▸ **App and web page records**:
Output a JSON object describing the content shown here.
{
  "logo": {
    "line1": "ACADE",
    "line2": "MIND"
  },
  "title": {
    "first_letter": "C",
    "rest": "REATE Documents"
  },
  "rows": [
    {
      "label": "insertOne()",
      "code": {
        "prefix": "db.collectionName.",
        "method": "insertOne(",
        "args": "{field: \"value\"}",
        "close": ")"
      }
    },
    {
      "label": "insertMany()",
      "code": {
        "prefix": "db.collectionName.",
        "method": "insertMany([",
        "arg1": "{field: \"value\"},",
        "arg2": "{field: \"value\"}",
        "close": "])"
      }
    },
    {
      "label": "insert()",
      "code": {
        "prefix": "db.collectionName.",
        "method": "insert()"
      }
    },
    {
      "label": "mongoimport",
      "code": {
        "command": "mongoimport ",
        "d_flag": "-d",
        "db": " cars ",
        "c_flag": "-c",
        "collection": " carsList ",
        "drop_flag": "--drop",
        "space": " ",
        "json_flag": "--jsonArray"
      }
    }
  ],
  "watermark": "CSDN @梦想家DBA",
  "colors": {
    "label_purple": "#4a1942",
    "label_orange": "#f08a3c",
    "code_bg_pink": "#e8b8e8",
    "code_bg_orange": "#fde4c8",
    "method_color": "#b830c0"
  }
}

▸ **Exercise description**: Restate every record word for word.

▸ **Answer box**:
Output a JSON object describing the content shown here.
{
  "logo": {
    "line1": "ACADE",
    "line2": "MIND"
  },
  "title": {
    "first_letter": "C",
    "rest": "REATE Documents"
  },
  "rows": [
    {
      "label": "insertOne()",
      "code": {
        "prefix": "db.collectionName.",
        "method": "insertOne(",
        "args": "{field: \"value\"}",
        "close": ")"
      }
    },
    {
      "label": "insertMany()",
      "code": {
        "prefix": "db.collectionName.",
        "method": "insertMany([",
        "arg1": "{field: \"value\"},",
        "arg2": "{field: \"value\"}",
        "close": "])"
      }
    },
    {
      "label": "insert()",
      "code": {
        "prefix": "db.collectionName.",
        "method": "insert()"
      }
    },
    {
      "label": "mongoimport",
      "code": {
        "command": "mongoimport ",
        "d_flag": "-d",
        "db": " cars ",
        "c_flag": "-c",
        "collection": " carsList ",
        "drop_flag": "--drop",
        "space": " ",
        "json_flag": "--jsonArray"
      }
    }
  ],
  "watermark": "CSDN @梦想家DBA",
  "colors": {
    "label_purple": "#4a1942",
    "label_orange": "#f08a3c",
    "code_bg_pink": "#e8b8e8",
    "code_bg_orange": "#fde4c8",
    "method_color": "#b830c0"
  }
}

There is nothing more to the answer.